Marvel is releasing "Hip-Hop Variant” covers for its books in October, paying tribute to classic rap album covers using the heroes of the Marvel Universe. Mark Brooks takes on Notorious B.I.G.’s classic Ready to Die for his Ant-Man cover, while Mike Del Mundo pays tribute to both Wu-Tang Clan's Enter the Wu-Tang: 36 Chambers for Squadron Supreme #1, and A Tribe Called Quest’s Midnight Marauders for Amazing Spider-Man #1.
If you needed any further proof that Marvel is now fully a part of the Walt Disney Company family, look no further than a new collaboration with ESPN (also a subsidiary of Disney).
A group of Marvel artists --- Alex Maleev, Sara Pichelli, Emanuela Lupacchino, Lenil Francis Yu, Frank Cho, Russell Dauterman, Mike Deodato, Jim Cheung and Greg Land --- have contributed original art of Daredevil, Captain Marvel, Medusa, Luke Cage, She-Hulk, Iron Fist, Iron Man, The Hulk and Ant-Man to a "superhero edition" of ESPN Magazine's famous "Body Issue," an annual celebration of athletic physiques (with lots of pictures of naked people).

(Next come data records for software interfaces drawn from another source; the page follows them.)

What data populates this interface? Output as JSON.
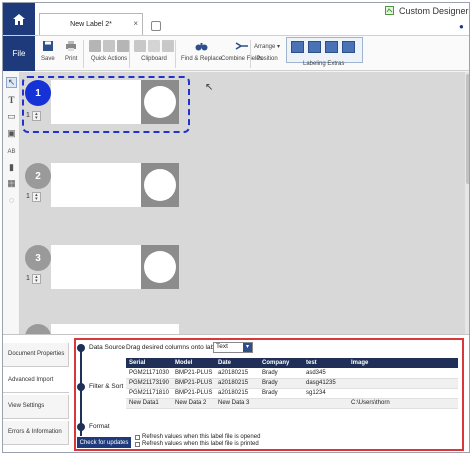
{
  "title_bar": {
    "tab_label": "New Label 2*",
    "tab_close": "×",
    "app_title": "Custom Designer"
  },
  "ribbon": {
    "file": "File",
    "save": "Save",
    "print": "Print",
    "quick_actions": "Quick Actions",
    "clipboard": "Clipboard",
    "find_replace": "Find & Replace",
    "combine_fields": "Combine Fields",
    "arrange": "Arrange ▾",
    "position": "Position",
    "labeling_extras": "Labeling Extras"
  },
  "labels": [
    {
      "number": "1",
      "quantity": "1",
      "selected": true
    },
    {
      "number": "2",
      "quantity": "1",
      "selected": false
    },
    {
      "number": "3",
      "quantity": "1",
      "selected": false
    }
  ],
  "bottom_panel": {
    "tabs": [
      "Document Properties",
      "Advanced Import",
      "View Settings",
      "Errors & Information"
    ],
    "active_tab": "Advanced Import",
    "steps": [
      "Data Source",
      "Filter & Sort",
      "Format"
    ],
    "drag_text": "Drag desired columns onto label:",
    "dropdown_value": "Text",
    "table": {
      "columns": [
        "Serial",
        "Model",
        "Date",
        "Company",
        "test",
        "Image"
      ],
      "rows": [
        [
          "PGM21171030",
          "BMP21-PLUS",
          "a20180215",
          "Brady",
          "asd345",
          ""
        ],
        [
          "PGM21173190",
          "BMP21-PLUS",
          "a20180215",
          "Brady",
          "dasg41235",
          ""
        ],
        [
          "PGM21171810",
          "BMP21-PLUS",
          "a20180215",
          "Brady",
          "sg1234",
          ""
        ],
        [
          "New Data1",
          "New Data 2",
          "New Data 3",
          "",
          "",
          "C:\\Users\\thorn"
        ]
      ]
    },
    "check_updates": "Check for updates",
    "refresh_opened": "Refresh values when this label file is opened",
    "refresh_printed": "Refresh values when this label file is printed"
  },
  "colors": {
    "navy": "#1f3a7a",
    "dark_navy": "#1f2f57",
    "selected_number": "#1432d6",
    "unselected_number": "#9a9a9a",
    "highlight_red": "#d9383a"
  }
}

It was clear during their time together working on Six Gun Gorilla for Boom Studios that artist Jeff Stokely and writer Si Spurrier immediately connected as a team. Their sensibilities merged into a captivating, personal whole, creating a wild comics that still felt as intimate as a comic about a gun-slinging gorilla possibly can.
This year the pair have returned with a new series at Boom, The Spire, an epic fantasy that thrives on the rich, beautiful artwork of Stokely and colorist Andre May. The series is at once grand, almighty and filled with character, roving from the top to the bottom of the eponymous tower to look at a large cast of characters living (and dying) within its walls. It's a giant undertaking, and one that Stokely has jumped on with breathtaking skill. We in turn jumped at the opportunity to speak to him about his work on the book.

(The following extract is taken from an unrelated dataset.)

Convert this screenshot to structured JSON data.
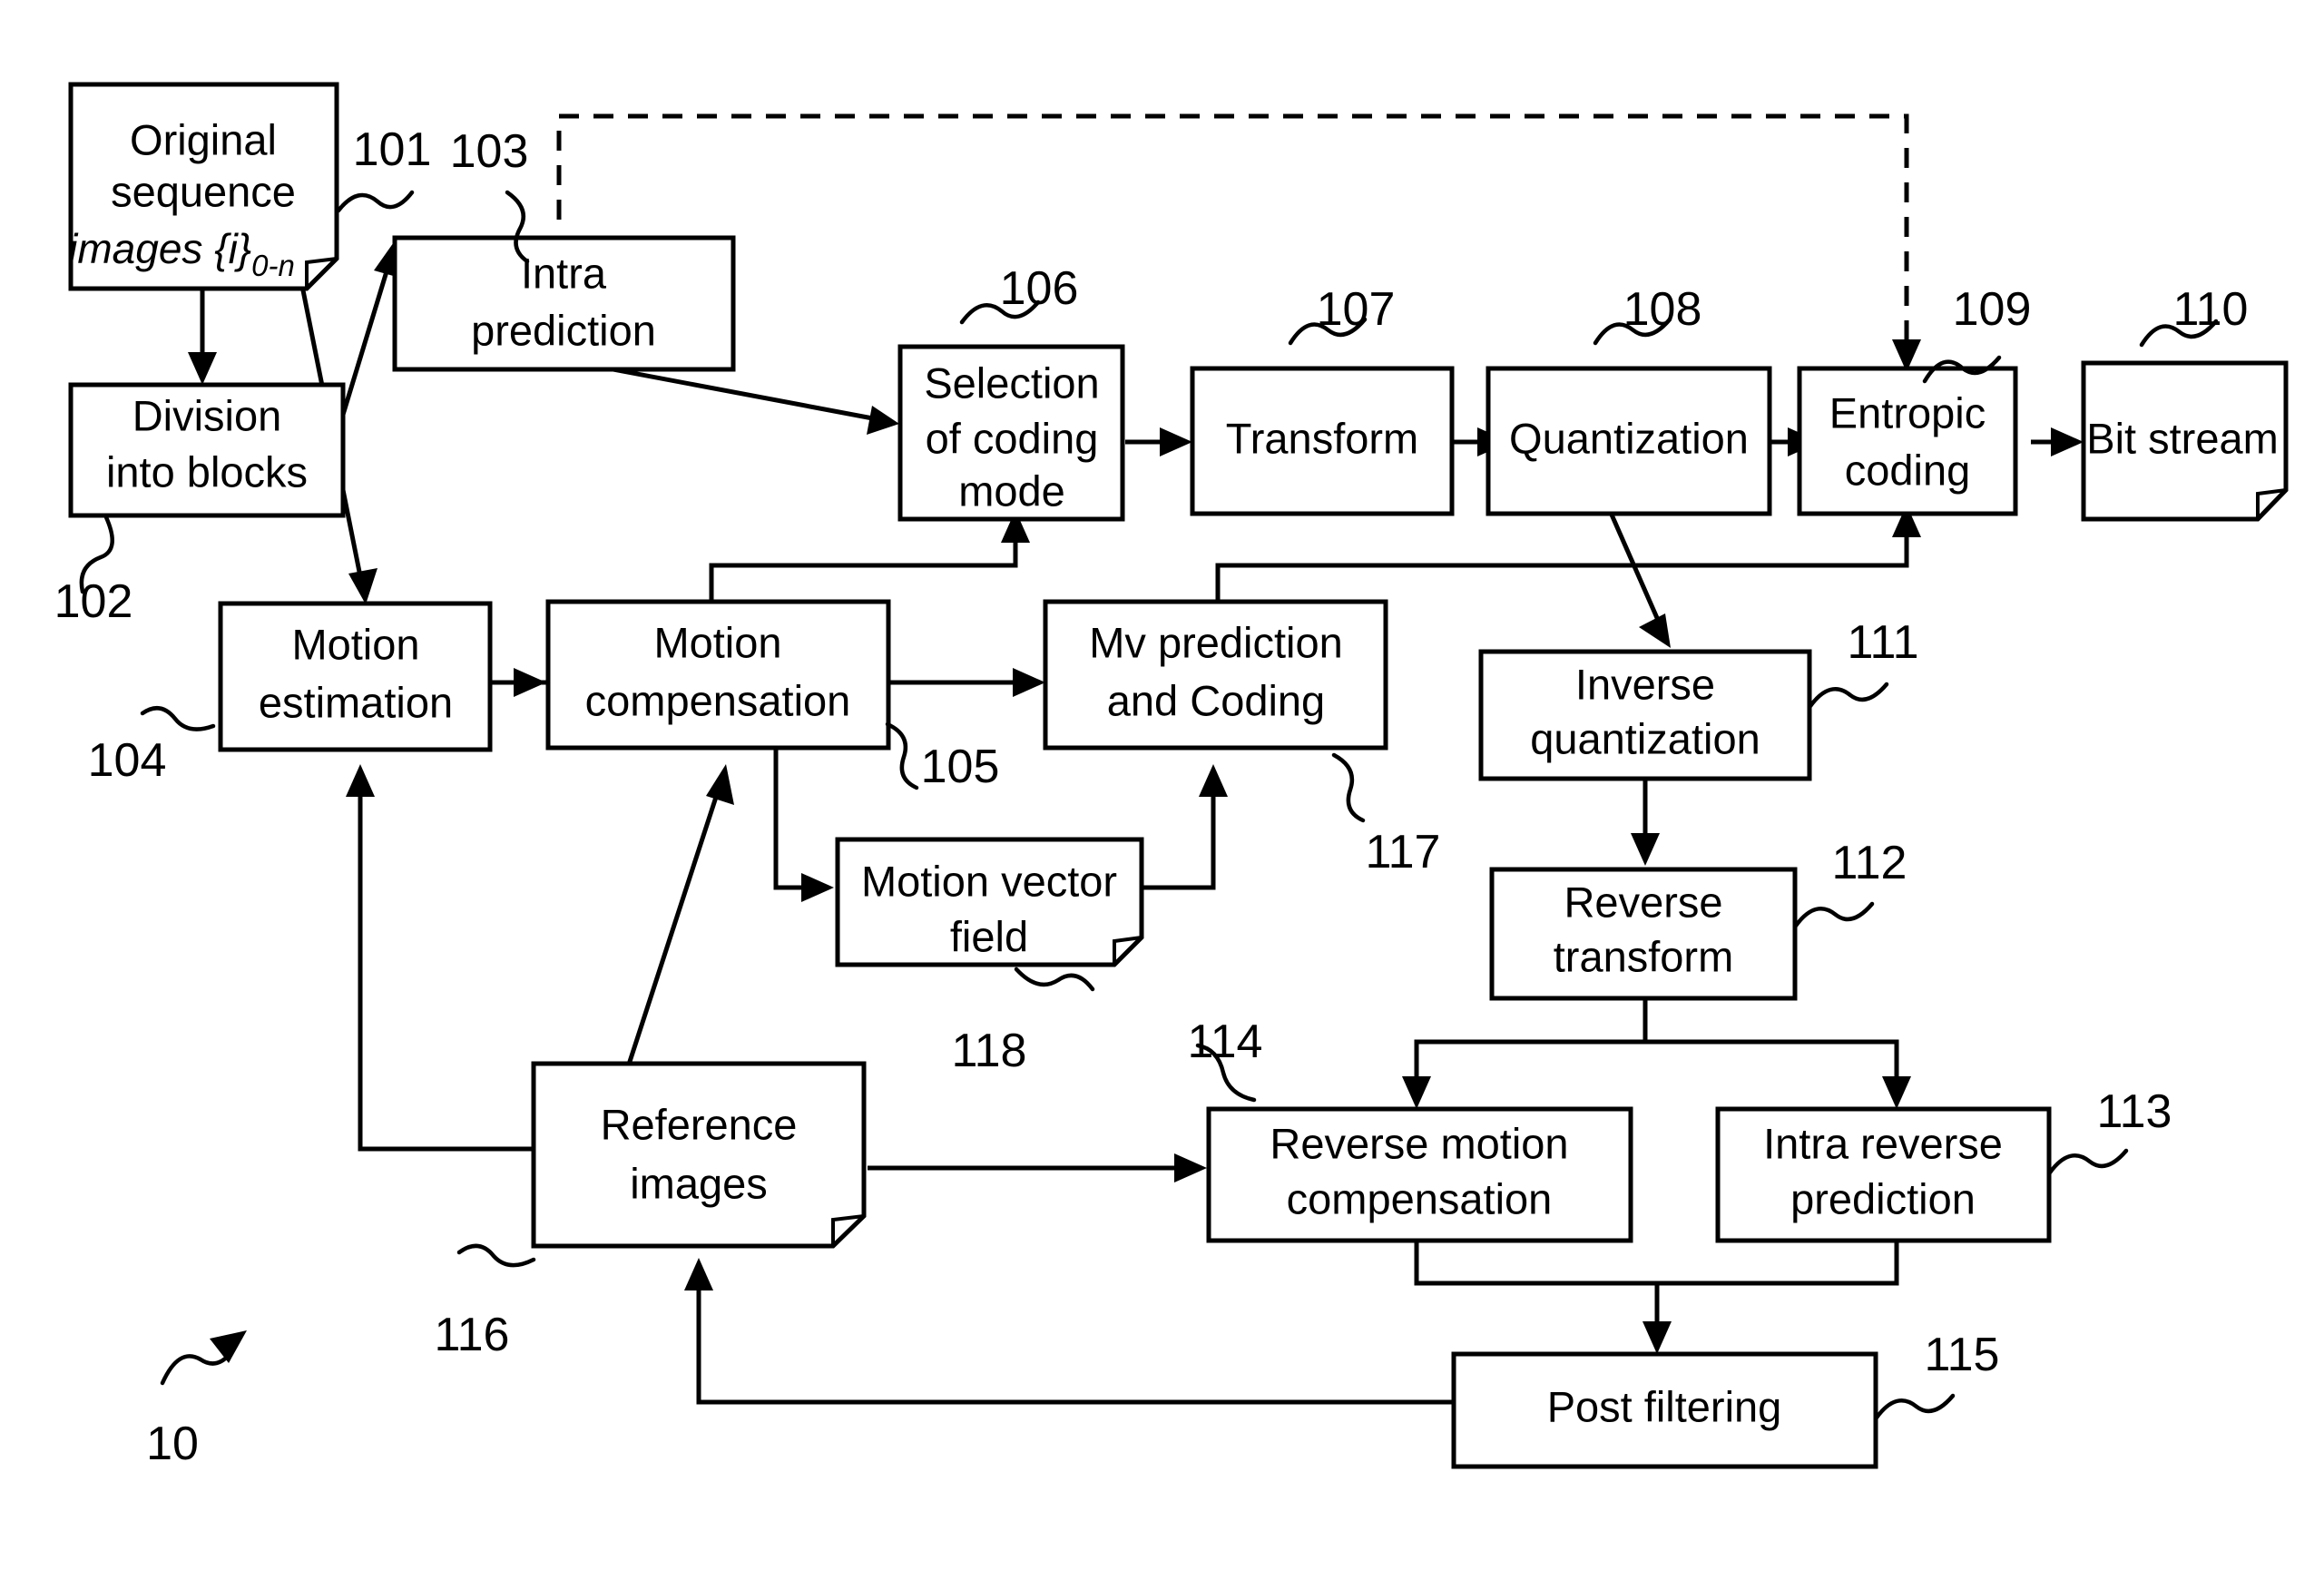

Fans of Noelle Stevenson have been curious to know what she might do next following the print publication of her award-winning webcomic Nimona and her decision to step down as one of the writers of Lumberjanes. Publisher's Weekly answered that question on Thursday afternoon, revealing that Stevenson will team with screenwriter Todd Casey for the fantasy adventure series 4 Wizards from HarperTeen, to be published in 2017.
Stevenson and Casey met at Disney when they were working on the animated series Wander Over Yonder, and it was there that the idea for 4 Wizards first developed. ComicsAlliance spoke to the creators to learn more about the wizards and their world, how the pair collaborate, and why they're drawn to the fantasy genre. Stevenson was also kind enough to share her first character sketches exclusively with ComicsAlliance!